Reaching a new acme in irresponsible fear-mongering, the far-left Guardian newspaper is now warning that President Donald Trump intends to obliterate the human rights movement, knocking humanity back to the pre-Civil Rights era.
Trump’s installation in the White House not only poses a threat to “global alliances, international trade and even fact-based discussion,” Guardian writer Natalie Nougayrède breathlessly exclaims, it also “risks unleashing a tsunami that could sweep away the human rights movement as it has so far existed.”
According to Ms. Nougayrède, President Trump “overtly despises the notions of fundamental rights and human dignity,” which will come as news to those who have actually bothered to inform themselves of Trump’s views.
The Guardian doesn’t explain how Mr. Trump intends to bring about his draconian human rights apocalypse, or even what this might look like, but assures readers that it will happen soon.
Across the world, the article states, “imprisoned dissidents, repressed journalists, censored writers, hounded political oppositions, stigmatised minorities are all set to lose out.” As a defender of free speech and a vocal advocate of dissidents, however, Mr. Trump seems poorly poised to turn on them.
In point of fact, Nougayrède’s article is long on insults and short on facts, a trademark of modern Leftist discourse.
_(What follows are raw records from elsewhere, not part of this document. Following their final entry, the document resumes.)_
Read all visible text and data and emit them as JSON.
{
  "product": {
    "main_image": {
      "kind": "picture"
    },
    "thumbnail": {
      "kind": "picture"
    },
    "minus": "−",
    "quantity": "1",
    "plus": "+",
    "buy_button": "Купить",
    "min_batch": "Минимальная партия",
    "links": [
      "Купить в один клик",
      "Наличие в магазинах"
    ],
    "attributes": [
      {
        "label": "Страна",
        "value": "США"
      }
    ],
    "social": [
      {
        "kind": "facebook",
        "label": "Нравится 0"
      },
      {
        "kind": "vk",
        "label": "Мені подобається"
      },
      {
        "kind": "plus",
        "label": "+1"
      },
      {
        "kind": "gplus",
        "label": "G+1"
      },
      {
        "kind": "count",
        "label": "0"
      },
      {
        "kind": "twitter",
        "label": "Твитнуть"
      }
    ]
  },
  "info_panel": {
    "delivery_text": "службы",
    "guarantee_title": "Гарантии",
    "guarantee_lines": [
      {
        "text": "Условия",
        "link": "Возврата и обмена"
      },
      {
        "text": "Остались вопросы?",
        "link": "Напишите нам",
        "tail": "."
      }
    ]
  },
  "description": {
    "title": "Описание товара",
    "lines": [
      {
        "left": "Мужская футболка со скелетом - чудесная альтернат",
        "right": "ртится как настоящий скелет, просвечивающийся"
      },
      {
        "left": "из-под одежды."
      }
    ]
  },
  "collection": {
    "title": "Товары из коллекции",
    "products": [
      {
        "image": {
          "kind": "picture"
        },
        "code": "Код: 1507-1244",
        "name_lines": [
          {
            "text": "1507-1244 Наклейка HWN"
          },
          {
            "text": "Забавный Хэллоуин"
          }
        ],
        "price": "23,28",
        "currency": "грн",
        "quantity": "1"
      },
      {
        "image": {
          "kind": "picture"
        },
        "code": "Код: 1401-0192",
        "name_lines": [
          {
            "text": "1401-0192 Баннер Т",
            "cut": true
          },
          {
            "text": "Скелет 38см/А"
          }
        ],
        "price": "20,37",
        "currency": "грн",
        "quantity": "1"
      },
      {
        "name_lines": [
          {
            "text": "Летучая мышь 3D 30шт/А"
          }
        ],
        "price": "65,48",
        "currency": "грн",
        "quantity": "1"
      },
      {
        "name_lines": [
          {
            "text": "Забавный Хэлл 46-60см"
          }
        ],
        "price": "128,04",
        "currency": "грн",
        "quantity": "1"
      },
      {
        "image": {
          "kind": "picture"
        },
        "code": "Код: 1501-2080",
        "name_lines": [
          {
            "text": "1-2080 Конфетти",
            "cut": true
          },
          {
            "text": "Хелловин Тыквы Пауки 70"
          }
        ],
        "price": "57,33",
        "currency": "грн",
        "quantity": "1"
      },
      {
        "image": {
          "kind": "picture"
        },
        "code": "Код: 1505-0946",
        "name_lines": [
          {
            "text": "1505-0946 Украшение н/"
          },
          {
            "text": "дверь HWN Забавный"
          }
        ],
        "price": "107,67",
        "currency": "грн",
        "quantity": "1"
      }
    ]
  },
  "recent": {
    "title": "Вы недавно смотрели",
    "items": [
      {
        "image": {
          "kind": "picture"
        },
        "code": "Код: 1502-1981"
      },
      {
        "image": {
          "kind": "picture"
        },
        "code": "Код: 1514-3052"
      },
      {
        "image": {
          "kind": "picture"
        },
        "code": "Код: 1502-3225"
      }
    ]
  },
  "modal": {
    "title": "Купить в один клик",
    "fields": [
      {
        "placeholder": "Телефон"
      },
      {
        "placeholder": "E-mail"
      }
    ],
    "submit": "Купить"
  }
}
So, according to the writer, Mr. Trump is “a crude bigot who has targeted women and religious and ethnic groups” as well as “a blatant racist, demagogue and would-be dictator.”
If Ms. Nougayrède’s essay were a high school homework assignment, her teacher might well laud her creativity, while counseling her to tone down the hyperbole. As a news piece, however, it fails completely.
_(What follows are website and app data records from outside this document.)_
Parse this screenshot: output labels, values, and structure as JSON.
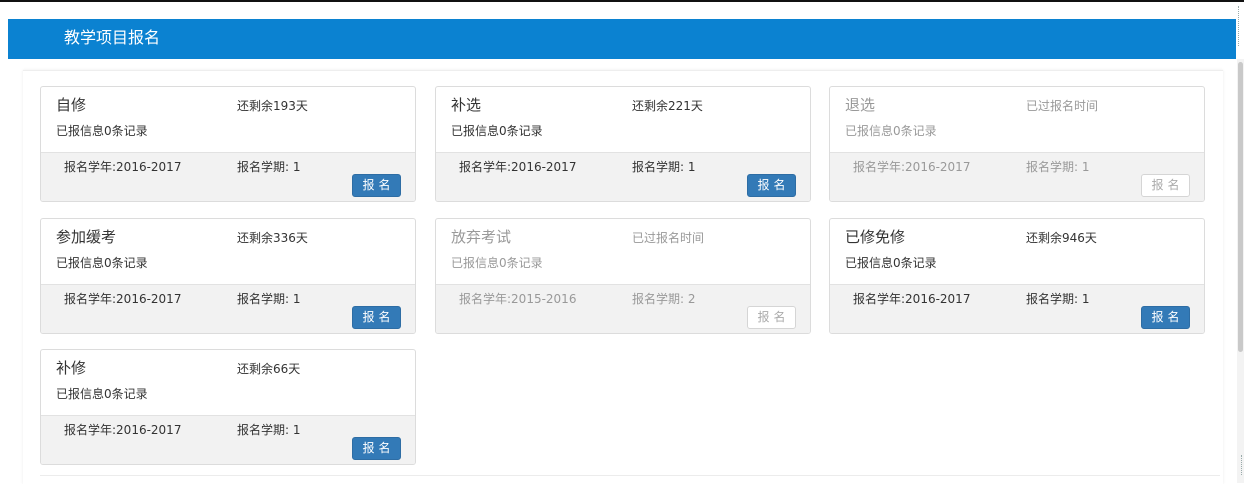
{
  "header": {
    "title": "教学项目报名"
  },
  "cards": [
    {
      "name": "自修",
      "remaining": "还剩余193天",
      "info": "已报信息0条记录",
      "year": "报名学年:2016-2017",
      "term": "报名学期: 1",
      "button": "报名",
      "state": "active"
    },
    {
      "name": "补选",
      "remaining": "还剩余221天",
      "info": "已报信息0条记录",
      "year": "报名学年:2016-2017",
      "term": "报名学期: 1",
      "button": "报名",
      "state": "active"
    },
    {
      "name": "退选",
      "remaining": "已过报名时间",
      "info": "已报信息0条记录",
      "year": "报名学年:2016-2017",
      "term": "报名学期: 1",
      "button": "报名",
      "state": "expired"
    },
    {
      "name": "参加缓考",
      "remaining": "还剩余336天",
      "info": "已报信息0条记录",
      "year": "报名学年:2016-2017",
      "term": "报名学期: 1",
      "button": "报名",
      "state": "active"
    },
    {
      "name": "放弃考试",
      "remaining": "已过报名时间",
      "info": "已报信息0条记录",
      "year": "报名学年:2015-2016",
      "term": "报名学期: 2",
      "button": "报名",
      "state": "expired"
    },
    {
      "name": "已修免修",
      "remaining": "还剩余946天",
      "info": "已报信息0条记录",
      "year": "报名学年:2016-2017",
      "term": "报名学期: 1",
      "button": "报名",
      "state": "active"
    },
    {
      "name": "补修",
      "remaining": "还剩余66天",
      "info": "已报信息0条记录",
      "year": "报名学年:2016-2017",
      "term": "报名学期: 1",
      "button": "报名",
      "state": "active"
    }
  ],
  "colors": {
    "header": "#0b82d1",
    "button": "#337ab7",
    "footer": "#f2f2f2"
  }
}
It is true that Mr. Trump’s understanding of human rights, as well as the best means for defending and promoting them, may differ considerably from the Guardian’s.
The President has defended the right to life of unborn children, for instance, and promised to nominate pro-life judges to the Supreme Court and defund abortion giant Planned Parenthood, but these are not the sort of human rights that the Guardian cares about.
Neither is the right to religious liberty, which President Trump champions. One of his first acts as President was to issue an executive order to protect conscience rights and minimize the economic and moral burden of President Obama’s Affordable Care Act.
Despite the Guardian’s prophecy that “the very words ‘human rights’ are likely to disappear altogether from the official vocabulary” of western diplomacy, this is not likely to happen any time soon.
What seems far more probable is that the Trump presidency will fuel a vigorous discussion on human rights and how best to guarantee them.
Moreover, if his first acts are any indication, there will also be a shift in which rights take center stage.
It was the great human rights champion Saint John Paul II who said that the right to life is “the first of the fundamental rights,” and that religious liberty is “the source and synthesis” of all human rights, understood as “the right to live in the truth of one’s faith and in conformity with one’s transcendent dignity as a person.”
If the right to life and the right to religious freedom are indeed the most fundamental of all human rights, then it appears that President Trump may turn out to be a powerful ally and advocate of human rights rather than their destroyer.
Perhaps that’s the real tsunami that has certain people in a panic.
Follow Thomas D. Williams on Twitter Follow @tdwilliamsrome